PIZZA TIME - Music to my ears, quite literally — MiSTer contributor Furrtek has released a beta core of the TMNT arcade game! Furrtek says it’s light on bugs, so if you can stand a little noisy audio during the opening song, then it’s time to stomp some Foot.
Live A Live Director credits fan translators for keeping it alive - A JRPG developer praising the fan translation scene? Be still, my heart. Here’s Live A Live’s original director (and producer of the remake) talking about it finally getting a western release after 29 years:
Unfortunately, we were unable to release the game outside of Japan. That was heart-breaking.
However, those who did play understood the appeal of the game and spread the word for us. Despite the game not being translated, volunteers localized it and passed down stories of how interesting it was for many years.
It has been my earnest wish that Live A Live be played by people all around the world, and thanks to so many people rooting for the game, they now can – and on the latest platform!

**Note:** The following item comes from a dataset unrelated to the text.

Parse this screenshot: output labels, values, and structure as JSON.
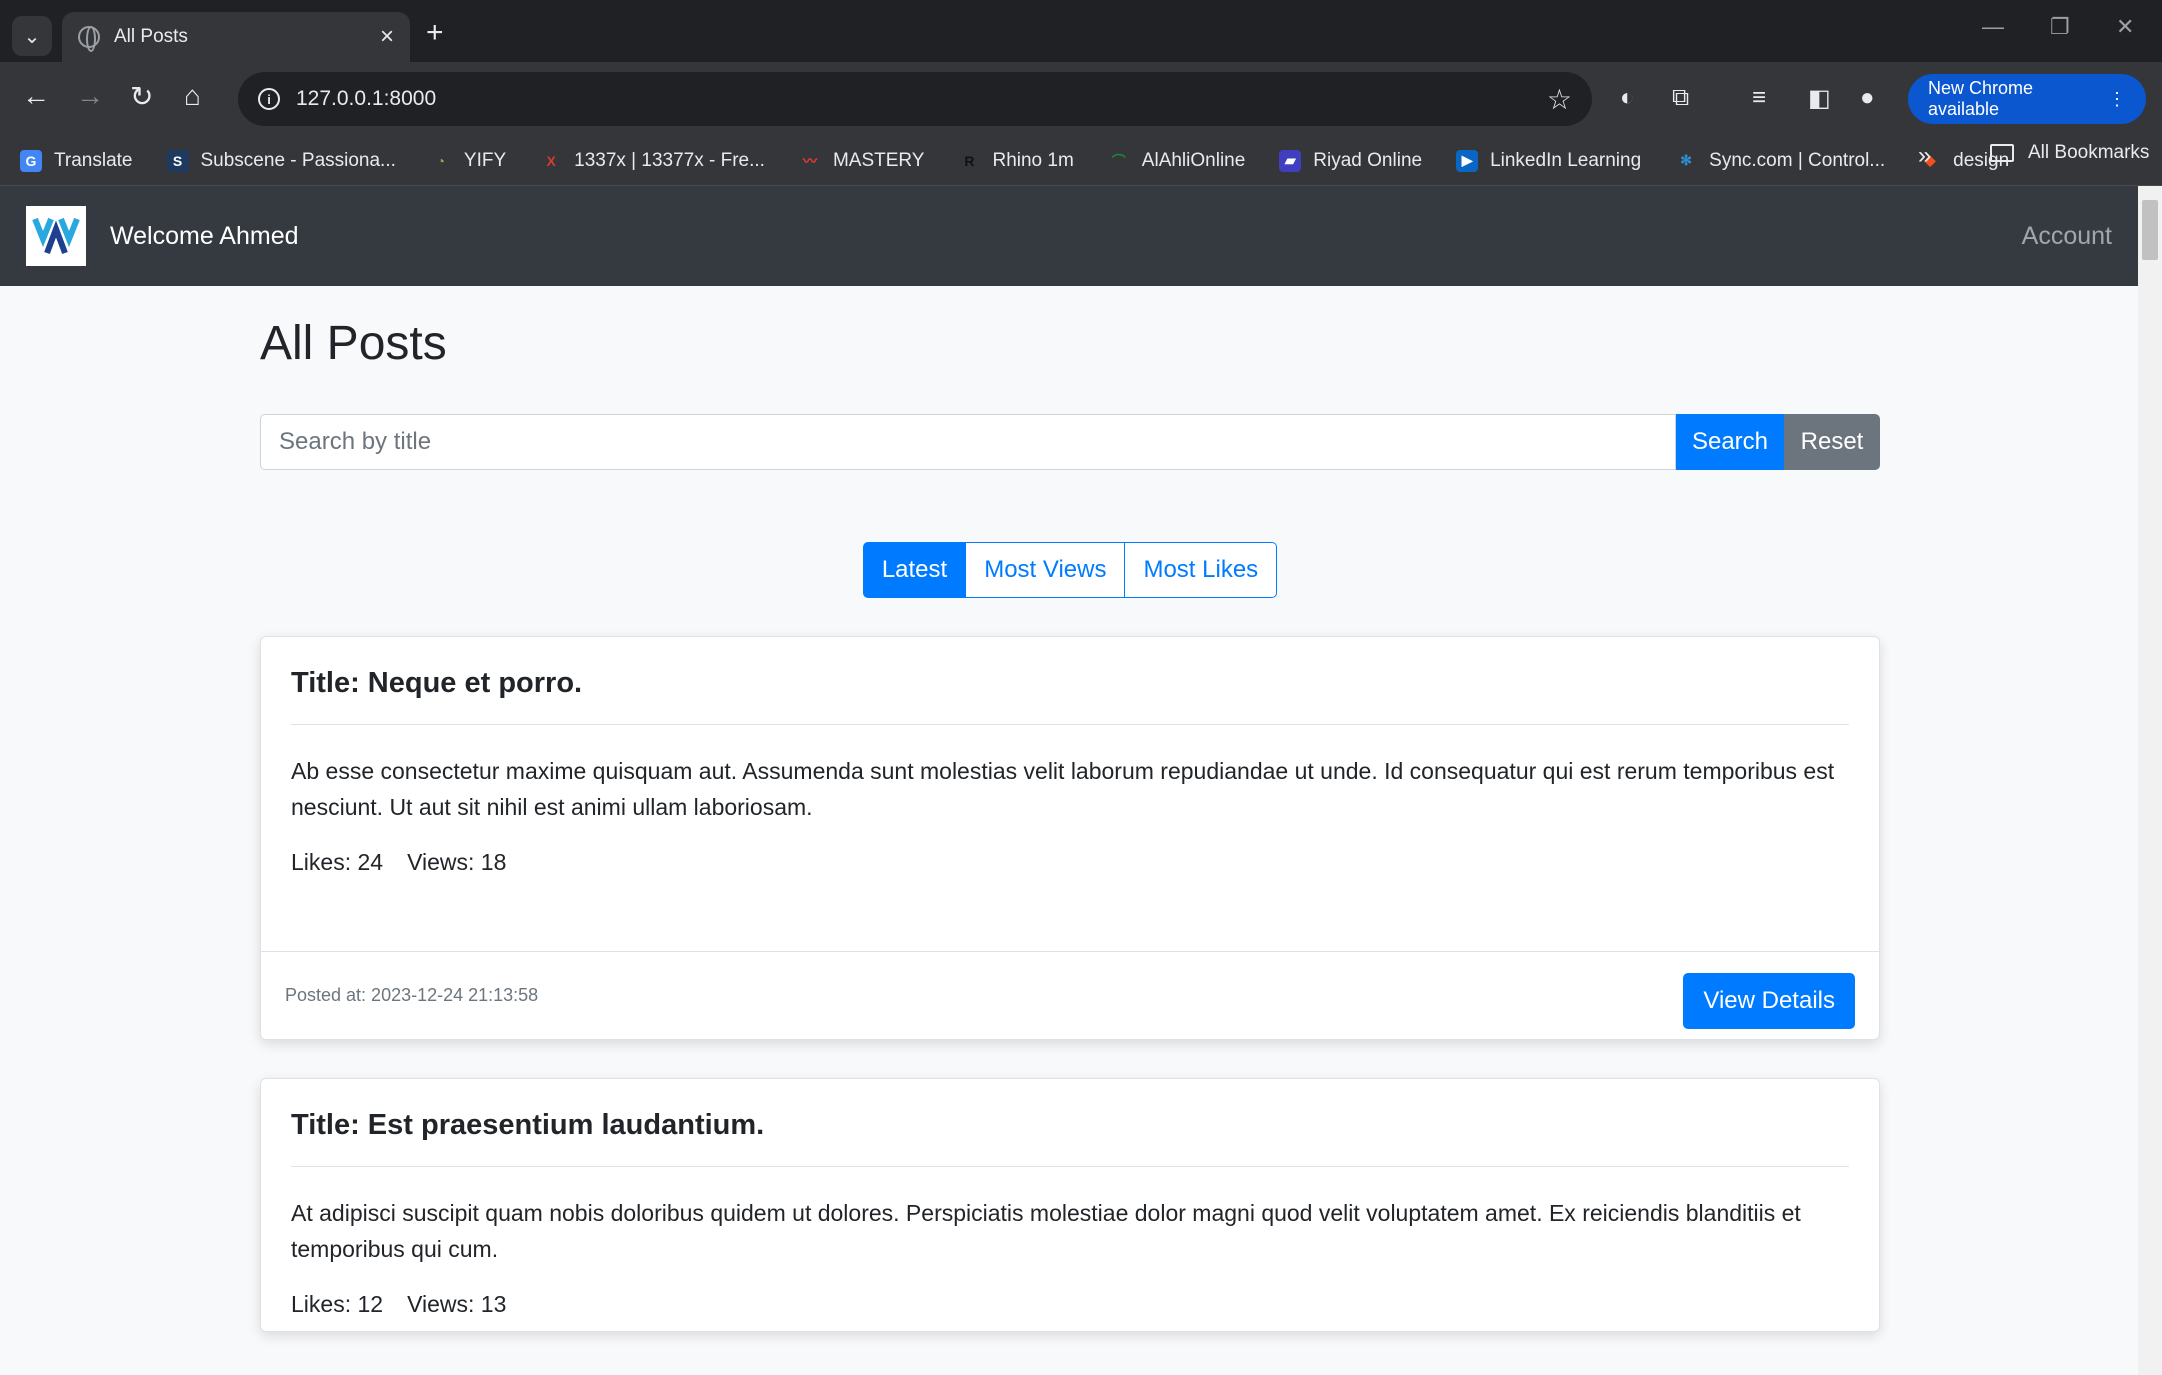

The Accidental Game Engine of Haruhi Suzumiya - Don’t you just hate it when you try to translate a videogame into English and you end up making a visual novel engine for the Nintendo DS? Ugh — every time it happens to me I swear it’ll be the last time! Okay, joking’s done, cuz this is legitimately excellent: Serial Loops from the Haroohie Translation Club is a game editor for the 2009 visual novel Suzumiya Haruhi no Chokuretsu. You can download it right now to assemble your own Suzumiya fan game without having to program it from scratch.
This grabbed my eye on RHDN because there’s an infamous plot thread in the Suzumiya series (a big chunk of the entire second season of the anime) where the characters are stuck in an endless time loop. There’s just something too perfect about a tool that could allow for infinite permutations of Suzumiya. This is just a 0.1 release, with a translation of the game still to come, too, but the devs hope to turn it into a little visual novel engine for the DS which sounds pretty dang neat.
Programmer John Lay recreated CD-i abomination Zelda’s Adventure on the Game Boy: Definitely emulation in the broader sense of the word, and wow you know a game is ugly when the Game Boy’s limited palette still offers a massive improvement.
I’m trying out Oriental Blue on the Analogue Pocket. This is not exactly a thrilling scene, but maaaan is this thing’s screen nice.
I just like Breath of Fire. That's all.